An Ivan grabbed the bookseller’s wife as she was coming back with water…The woman shrieked and her husband came running out of the apartment, making straight for the Ivan and shouting, “You damned bastard! You prick!” As the saga has it, the Russian piped down, shriveled up and backed off. So it can be done after all…I’m convinced that this particular woman will never forget her husband’s fit of courage, or perhaps you could say it was love. And you can hear the respect in the way the men tell the story, too
The only other story the author recounts where a man tried to protect his wife, he ended up getting shot and dying. Even more tragic, his wife was Jewish and the author explains how he had such a hard time during the war because of it, but refused to divorce her or leave her because he knew what would happen to her.
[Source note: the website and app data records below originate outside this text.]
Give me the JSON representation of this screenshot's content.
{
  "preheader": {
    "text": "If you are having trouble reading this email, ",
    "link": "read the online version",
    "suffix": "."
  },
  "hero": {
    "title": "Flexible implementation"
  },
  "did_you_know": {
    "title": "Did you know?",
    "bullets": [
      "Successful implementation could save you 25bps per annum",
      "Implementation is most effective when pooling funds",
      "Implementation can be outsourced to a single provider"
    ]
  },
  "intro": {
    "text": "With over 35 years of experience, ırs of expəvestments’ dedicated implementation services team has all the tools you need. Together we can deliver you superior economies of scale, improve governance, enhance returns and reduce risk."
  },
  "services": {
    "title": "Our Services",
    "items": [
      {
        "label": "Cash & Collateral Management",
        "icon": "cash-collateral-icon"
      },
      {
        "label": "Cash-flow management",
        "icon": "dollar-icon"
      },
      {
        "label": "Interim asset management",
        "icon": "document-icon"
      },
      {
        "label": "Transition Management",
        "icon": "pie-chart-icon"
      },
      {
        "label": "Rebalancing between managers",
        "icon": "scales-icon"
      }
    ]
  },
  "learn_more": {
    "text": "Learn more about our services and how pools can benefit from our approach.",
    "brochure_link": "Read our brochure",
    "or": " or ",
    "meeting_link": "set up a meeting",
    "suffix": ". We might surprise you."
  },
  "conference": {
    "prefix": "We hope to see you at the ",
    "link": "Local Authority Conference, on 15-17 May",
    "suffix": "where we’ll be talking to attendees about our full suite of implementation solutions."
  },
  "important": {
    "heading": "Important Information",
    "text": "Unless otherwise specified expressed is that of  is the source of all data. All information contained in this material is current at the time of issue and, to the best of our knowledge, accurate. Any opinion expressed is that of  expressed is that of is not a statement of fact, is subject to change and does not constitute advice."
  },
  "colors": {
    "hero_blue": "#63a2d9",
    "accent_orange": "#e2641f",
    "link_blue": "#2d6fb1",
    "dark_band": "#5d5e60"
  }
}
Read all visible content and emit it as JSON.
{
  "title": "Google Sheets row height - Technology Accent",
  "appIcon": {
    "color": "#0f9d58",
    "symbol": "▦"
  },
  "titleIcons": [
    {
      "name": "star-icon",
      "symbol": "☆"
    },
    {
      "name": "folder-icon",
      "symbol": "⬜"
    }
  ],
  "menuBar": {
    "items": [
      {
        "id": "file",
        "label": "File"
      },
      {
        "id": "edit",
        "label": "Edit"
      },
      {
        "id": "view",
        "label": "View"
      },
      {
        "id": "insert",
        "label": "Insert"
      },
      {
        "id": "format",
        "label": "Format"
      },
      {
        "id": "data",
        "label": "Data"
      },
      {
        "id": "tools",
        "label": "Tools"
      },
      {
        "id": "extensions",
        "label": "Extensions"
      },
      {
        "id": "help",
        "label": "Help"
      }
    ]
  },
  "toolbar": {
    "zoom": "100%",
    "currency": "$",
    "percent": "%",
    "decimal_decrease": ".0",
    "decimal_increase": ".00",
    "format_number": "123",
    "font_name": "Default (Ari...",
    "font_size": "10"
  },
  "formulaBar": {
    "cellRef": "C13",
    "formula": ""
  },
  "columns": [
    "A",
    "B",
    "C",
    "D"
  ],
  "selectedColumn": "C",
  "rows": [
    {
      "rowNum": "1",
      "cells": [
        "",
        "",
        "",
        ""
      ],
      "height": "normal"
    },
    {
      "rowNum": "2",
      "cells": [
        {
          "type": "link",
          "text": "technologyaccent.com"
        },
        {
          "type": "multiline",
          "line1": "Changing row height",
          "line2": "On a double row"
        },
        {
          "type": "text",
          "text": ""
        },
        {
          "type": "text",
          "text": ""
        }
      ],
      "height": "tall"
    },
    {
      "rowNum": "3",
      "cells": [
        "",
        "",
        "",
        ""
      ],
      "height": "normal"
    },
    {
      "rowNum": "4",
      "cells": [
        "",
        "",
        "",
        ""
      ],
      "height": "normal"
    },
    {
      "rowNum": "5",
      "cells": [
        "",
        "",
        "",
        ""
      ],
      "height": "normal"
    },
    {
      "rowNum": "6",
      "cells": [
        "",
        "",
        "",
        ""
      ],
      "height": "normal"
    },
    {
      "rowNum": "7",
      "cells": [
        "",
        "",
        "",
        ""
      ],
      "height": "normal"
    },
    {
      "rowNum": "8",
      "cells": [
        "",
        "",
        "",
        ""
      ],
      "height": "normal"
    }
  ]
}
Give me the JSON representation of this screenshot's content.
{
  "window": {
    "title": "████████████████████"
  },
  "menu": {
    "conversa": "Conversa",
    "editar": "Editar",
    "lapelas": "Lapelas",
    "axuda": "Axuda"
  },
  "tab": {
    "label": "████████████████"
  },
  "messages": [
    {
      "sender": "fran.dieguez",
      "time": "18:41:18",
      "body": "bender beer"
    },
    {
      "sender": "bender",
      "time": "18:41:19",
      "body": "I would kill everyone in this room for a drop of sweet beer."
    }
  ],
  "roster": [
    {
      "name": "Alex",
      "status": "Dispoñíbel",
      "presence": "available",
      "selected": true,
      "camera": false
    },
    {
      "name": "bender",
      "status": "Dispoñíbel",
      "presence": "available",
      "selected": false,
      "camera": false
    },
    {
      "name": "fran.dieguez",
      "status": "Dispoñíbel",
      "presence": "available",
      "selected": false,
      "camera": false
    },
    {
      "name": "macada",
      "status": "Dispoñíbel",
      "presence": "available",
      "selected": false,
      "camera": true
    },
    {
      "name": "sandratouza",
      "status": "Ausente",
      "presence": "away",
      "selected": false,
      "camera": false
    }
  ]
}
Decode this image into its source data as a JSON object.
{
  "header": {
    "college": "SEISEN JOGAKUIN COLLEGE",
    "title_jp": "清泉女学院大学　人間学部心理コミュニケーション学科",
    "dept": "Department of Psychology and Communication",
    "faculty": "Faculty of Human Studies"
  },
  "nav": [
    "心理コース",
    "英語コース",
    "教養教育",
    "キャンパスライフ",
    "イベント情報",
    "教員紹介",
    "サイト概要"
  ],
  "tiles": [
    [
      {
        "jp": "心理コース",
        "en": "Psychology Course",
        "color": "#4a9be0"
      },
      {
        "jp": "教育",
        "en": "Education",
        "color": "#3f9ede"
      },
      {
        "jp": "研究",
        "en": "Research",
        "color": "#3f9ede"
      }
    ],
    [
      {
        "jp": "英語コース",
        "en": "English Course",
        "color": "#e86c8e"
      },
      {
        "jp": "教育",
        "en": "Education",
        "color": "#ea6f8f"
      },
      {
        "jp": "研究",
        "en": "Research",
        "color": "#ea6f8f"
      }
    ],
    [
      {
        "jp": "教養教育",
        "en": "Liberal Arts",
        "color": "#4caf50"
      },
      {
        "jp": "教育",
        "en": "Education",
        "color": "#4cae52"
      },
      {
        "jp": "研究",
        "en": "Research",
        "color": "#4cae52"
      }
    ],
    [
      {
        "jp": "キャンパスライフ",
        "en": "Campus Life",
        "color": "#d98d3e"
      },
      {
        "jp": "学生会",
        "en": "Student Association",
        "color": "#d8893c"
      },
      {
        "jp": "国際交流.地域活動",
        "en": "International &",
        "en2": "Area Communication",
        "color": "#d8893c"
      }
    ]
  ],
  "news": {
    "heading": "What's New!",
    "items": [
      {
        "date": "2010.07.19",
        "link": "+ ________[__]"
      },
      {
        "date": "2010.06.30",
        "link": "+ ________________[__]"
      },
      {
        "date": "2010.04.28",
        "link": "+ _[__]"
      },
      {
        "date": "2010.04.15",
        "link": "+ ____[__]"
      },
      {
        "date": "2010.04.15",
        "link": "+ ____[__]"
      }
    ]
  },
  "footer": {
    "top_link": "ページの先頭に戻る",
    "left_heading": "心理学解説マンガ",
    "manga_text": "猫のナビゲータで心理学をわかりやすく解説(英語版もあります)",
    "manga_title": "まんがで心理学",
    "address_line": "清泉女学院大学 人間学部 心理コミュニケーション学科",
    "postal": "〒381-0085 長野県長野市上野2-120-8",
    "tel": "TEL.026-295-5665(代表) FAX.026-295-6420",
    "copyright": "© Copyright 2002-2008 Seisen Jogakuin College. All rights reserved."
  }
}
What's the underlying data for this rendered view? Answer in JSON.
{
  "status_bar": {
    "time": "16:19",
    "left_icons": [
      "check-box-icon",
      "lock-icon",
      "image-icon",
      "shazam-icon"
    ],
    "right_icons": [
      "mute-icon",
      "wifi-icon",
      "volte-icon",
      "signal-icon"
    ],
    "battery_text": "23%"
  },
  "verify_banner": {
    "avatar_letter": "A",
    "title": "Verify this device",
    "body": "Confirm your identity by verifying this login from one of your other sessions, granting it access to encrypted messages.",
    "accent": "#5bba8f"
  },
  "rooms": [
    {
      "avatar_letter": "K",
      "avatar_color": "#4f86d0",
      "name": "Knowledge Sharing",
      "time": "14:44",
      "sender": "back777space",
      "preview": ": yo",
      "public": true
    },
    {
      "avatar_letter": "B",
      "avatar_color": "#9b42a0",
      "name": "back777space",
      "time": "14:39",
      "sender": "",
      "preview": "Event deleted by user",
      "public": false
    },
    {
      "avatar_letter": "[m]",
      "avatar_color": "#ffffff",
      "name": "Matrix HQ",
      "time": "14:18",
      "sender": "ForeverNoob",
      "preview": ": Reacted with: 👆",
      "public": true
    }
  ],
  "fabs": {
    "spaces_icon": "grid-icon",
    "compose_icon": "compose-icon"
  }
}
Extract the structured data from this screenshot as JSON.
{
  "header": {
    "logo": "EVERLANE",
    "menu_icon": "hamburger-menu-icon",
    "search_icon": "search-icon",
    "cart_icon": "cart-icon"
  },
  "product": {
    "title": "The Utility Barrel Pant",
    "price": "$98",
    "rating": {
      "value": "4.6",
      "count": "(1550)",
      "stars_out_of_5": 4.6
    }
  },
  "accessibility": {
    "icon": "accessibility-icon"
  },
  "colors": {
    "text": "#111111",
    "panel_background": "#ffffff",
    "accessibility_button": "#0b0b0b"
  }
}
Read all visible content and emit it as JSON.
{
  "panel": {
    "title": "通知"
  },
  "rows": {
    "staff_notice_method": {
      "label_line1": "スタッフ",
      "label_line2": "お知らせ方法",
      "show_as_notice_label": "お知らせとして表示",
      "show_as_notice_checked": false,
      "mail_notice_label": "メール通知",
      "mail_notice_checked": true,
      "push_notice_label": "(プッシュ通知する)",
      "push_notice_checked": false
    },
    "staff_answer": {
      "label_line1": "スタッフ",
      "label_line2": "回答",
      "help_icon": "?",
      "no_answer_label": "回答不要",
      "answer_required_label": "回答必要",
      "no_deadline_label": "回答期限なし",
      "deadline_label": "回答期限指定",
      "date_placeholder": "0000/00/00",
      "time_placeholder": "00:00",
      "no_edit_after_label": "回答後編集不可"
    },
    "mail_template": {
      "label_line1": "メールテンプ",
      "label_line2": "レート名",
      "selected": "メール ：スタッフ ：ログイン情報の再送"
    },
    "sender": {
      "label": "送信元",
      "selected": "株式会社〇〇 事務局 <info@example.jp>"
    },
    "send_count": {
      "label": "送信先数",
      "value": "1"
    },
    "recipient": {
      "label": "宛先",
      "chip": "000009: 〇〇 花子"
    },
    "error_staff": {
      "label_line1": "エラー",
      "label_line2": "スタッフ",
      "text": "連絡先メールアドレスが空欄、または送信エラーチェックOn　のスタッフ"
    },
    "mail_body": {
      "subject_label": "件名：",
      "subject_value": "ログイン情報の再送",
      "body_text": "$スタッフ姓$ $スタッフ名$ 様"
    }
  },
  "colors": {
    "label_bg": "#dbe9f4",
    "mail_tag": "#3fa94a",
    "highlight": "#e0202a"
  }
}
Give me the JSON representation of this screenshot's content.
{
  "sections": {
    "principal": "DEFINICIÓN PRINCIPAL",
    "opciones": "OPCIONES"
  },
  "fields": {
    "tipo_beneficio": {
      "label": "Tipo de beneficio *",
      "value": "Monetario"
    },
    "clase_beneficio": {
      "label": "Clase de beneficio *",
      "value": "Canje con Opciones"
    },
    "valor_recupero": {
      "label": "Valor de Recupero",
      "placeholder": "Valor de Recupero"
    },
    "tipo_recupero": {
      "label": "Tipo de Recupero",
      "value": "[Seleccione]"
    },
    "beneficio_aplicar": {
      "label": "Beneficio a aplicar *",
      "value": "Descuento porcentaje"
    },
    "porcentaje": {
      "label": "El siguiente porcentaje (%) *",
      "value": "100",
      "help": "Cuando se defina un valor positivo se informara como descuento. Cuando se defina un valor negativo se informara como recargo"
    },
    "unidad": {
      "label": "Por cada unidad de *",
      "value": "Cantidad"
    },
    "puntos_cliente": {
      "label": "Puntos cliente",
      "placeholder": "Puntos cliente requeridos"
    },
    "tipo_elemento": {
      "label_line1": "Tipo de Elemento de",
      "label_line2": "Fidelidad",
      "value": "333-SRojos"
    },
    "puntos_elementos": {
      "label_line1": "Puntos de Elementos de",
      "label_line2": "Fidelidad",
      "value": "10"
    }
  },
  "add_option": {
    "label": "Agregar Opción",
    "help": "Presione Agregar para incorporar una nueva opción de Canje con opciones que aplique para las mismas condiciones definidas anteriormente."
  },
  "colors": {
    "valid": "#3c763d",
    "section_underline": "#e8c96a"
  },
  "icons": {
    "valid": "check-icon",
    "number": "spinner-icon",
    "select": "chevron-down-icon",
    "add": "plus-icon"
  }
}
So much of what happens in this book is senseless, so easily avoidable. So many people who poison themselves, a woman who runs out of a building and dies trying to evade Russians, others who get blown up waiting for water:
Beauty hurts. We’re so full of death.
Then her fiancé returns home and it’s interesting that, although she mentions all women will have to pretend she in particular was spared or their men will never want to touch them again, she does precisely the opposite with Gerd:
If I was in a good mood and told stories about our experiences over the last few weeks, then he got really angry. “You’ve all turned into a bunch of shameless bitches, everyone one of you in the building. Don’t you realize?…It’s horrible being around you. You’ve lost all sense of measure…”
I gave Gerd my diaries (there are three notebooks full). He sat down with them for a while and then returned them to me, saying he couldn’t find his way through my scribbling and the notes stuck inside with all the shorthand and abbreviations. “For example, what’s that supposed to mean?” He asked, pointing to “Schdg.” I had to laugh: “Schändung” of course–rape. He looked at me as if I were out of my mind but said nothing more.
Gerd only echoes society’s opinion the first time this book was published in the 1950s, when it was roundly condemned as “shameful to German women.” In a scarier way, Gerd’s words echo those of many Americans today. Remember, if it’s “rape-rape,” you won’t get pregnant! Your body has a way of just shutting down! Or those who claim “she was asking for it” or get annoyed when women get raped and actually want the perpetrators brought to justice instead of keeping quiet and letting it all go away. At least here, that can happen. The bigger shame for Germany in the 1950s if you ask me isn’t the way the women behaved, but they had to shut up about it afterwards and pretend that nothing happened so as to spare the menfolk’s feeling.
The author confesses she herself doesn’t know how many times she was raped. I guess after a while, you lose count, but I make a rough estimate of at least 15 times. At least. It’s darkly amusing how after a while, her concern is less with the rape itself than with the fact the rapist just ripped her last pair of whole underwear.
I don’t think this book shames German women at all. If anything, it shows how amazingly badass they were to go through all that they did. They endured the carpet bombing (by Americans, hence the saying “Better a Russky on top than a Yank overhead”), the deprivations of the last few weeks before the Soviets invaded, the rapes of the last few weeks of the war, then got up, brushed themselves off and became the infamous Trümmerfrauen, moving mountains of rubble with buckets to clear streets and rebuild homes. They were tough as nails. A German guy I knew in college told me German women scared him. After reading this book, I can understand why.